WHAT IS NEEDED: When a line in the records includes the string "ByLayer", it goes into the tally; report that tally alone.

══════════

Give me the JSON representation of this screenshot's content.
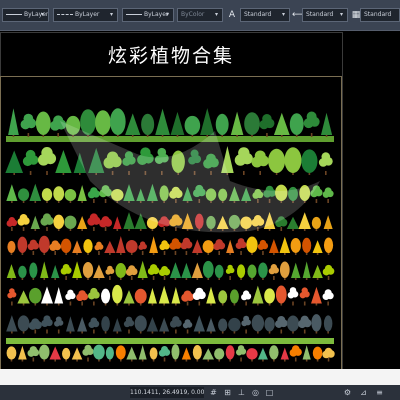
{
  "toolbar": {
    "layer_label": "ByLayer",
    "linetype_label": "ByLayer",
    "lineweight_label": "ByLayer",
    "color_label": "ByColor",
    "text_style": "Standard",
    "dim_style": "Standard",
    "table_style": "Standard",
    "icons": [
      "text-style-icon",
      "dim-style-icon",
      "table-style-icon"
    ]
  },
  "drawing": {
    "title": "炫彩植物合集"
  },
  "statusbar": {
    "coordinates": "110.1411, 26.4919, 0.0000",
    "icons": [
      "grid-icon",
      "snap-icon",
      "ortho-icon",
      "polar-icon",
      "osnap-icon",
      "workspace-icon",
      "annotation-icon",
      "settings-icon"
    ]
  },
  "colors": {
    "canvas": "#000000",
    "toolbar": "#3b4453",
    "frame": "#7a6e52",
    "ground": "#7dbb3d"
  }
}
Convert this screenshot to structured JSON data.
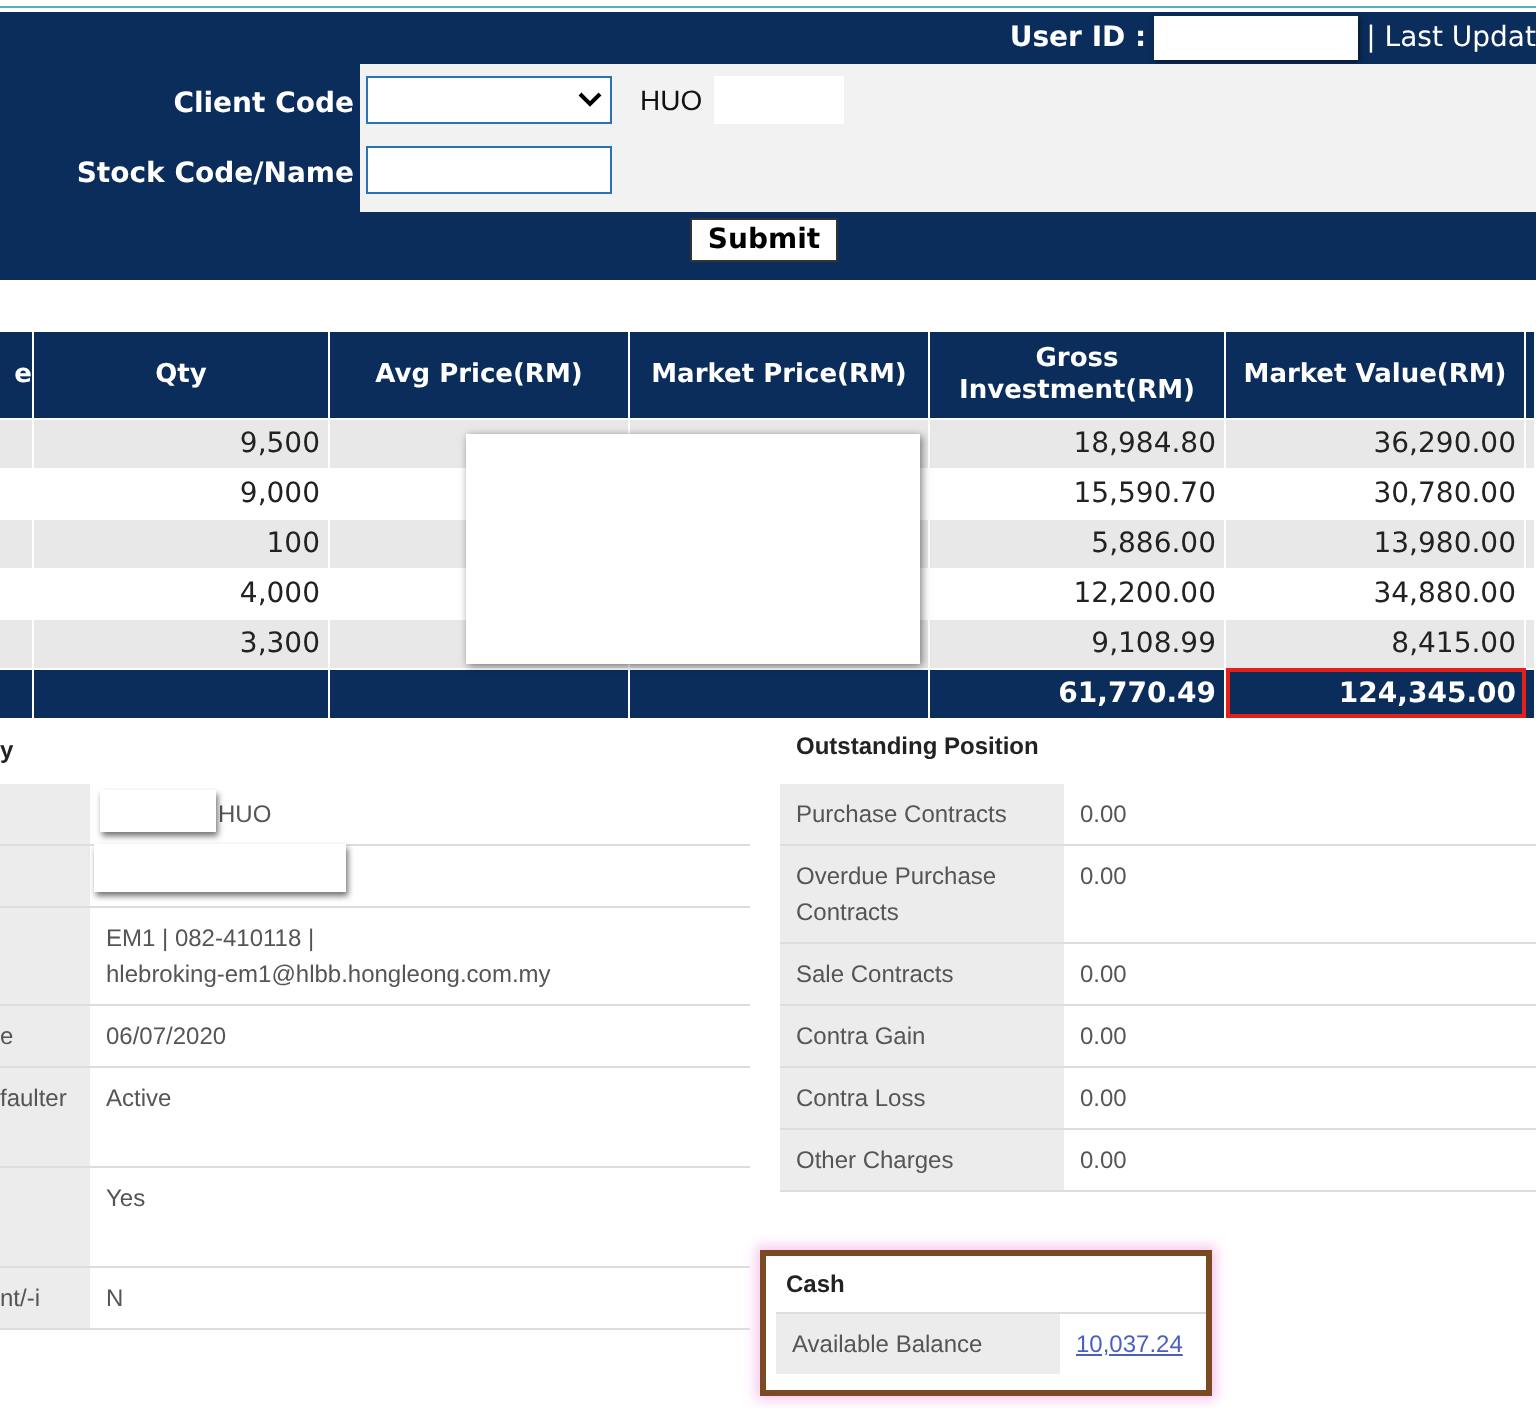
{
  "header": {
    "user_id_label": "User ID :",
    "user_id_redacted": true,
    "last_update_label": "| Last Updat"
  },
  "form": {
    "fields": [
      {
        "kind": "select",
        "label": "Client Code",
        "suffix": "HUO",
        "suffix_redacted": true
      },
      {
        "kind": "text",
        "label": "Stock Code/Name"
      }
    ],
    "submit": "Submit"
  },
  "holdings": {
    "columns": [
      "e",
      "Qty",
      "Avg Price(RM)",
      "Market Price(RM)",
      "Gross Investment(RM)",
      "Market Value(RM)"
    ],
    "prices_redacted": true,
    "rows": [
      {
        "qty": "9,500",
        "gross": "18,984.80",
        "value": "36,290.00"
      },
      {
        "qty": "9,000",
        "gross": "15,590.70",
        "value": "30,780.00"
      },
      {
        "qty": "100",
        "gross": "5,886.00",
        "value": "13,980.00"
      },
      {
        "qty": "4,000",
        "gross": "12,200.00",
        "value": "34,880.00"
      },
      {
        "qty": "3,300",
        "gross": "9,108.99",
        "value": "8,415.00"
      }
    ],
    "total": {
      "gross": "61,770.49",
      "value": "124,345.00",
      "highlighted": true
    }
  },
  "account": {
    "title": "y",
    "rows": [
      {
        "value": "HUO",
        "redacted": true
      },
      {
        "redacted": true
      },
      {
        "value": "EM1 | 082-410118 |\nhlebroking-em1@hlbb.hongleong.com.my"
      },
      {
        "label": "e",
        "value": "06/07/2020"
      },
      {
        "label": "faulter",
        "value": "Active"
      },
      {
        "value": "Yes"
      },
      {
        "label": "nt/-i",
        "value": "N"
      }
    ]
  },
  "outstanding": {
    "title": "Outstanding Position",
    "rows": [
      {
        "label": "Purchase Contracts",
        "value": "0.00"
      },
      {
        "label": "Overdue Purchase Contracts",
        "value": "0.00"
      },
      {
        "label": "Sale Contracts",
        "value": "0.00"
      },
      {
        "label": "Contra Gain",
        "value": "0.00"
      },
      {
        "label": "Contra Loss",
        "value": "0.00"
      },
      {
        "label": "Other Charges",
        "value": "0.00"
      }
    ]
  },
  "cash": {
    "title": "Cash",
    "highlighted": true,
    "rows": [
      {
        "kind": "link",
        "label": "Available Balance",
        "value": "10,037.24"
      }
    ]
  }
}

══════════

EXERCISE RESPONSE: 3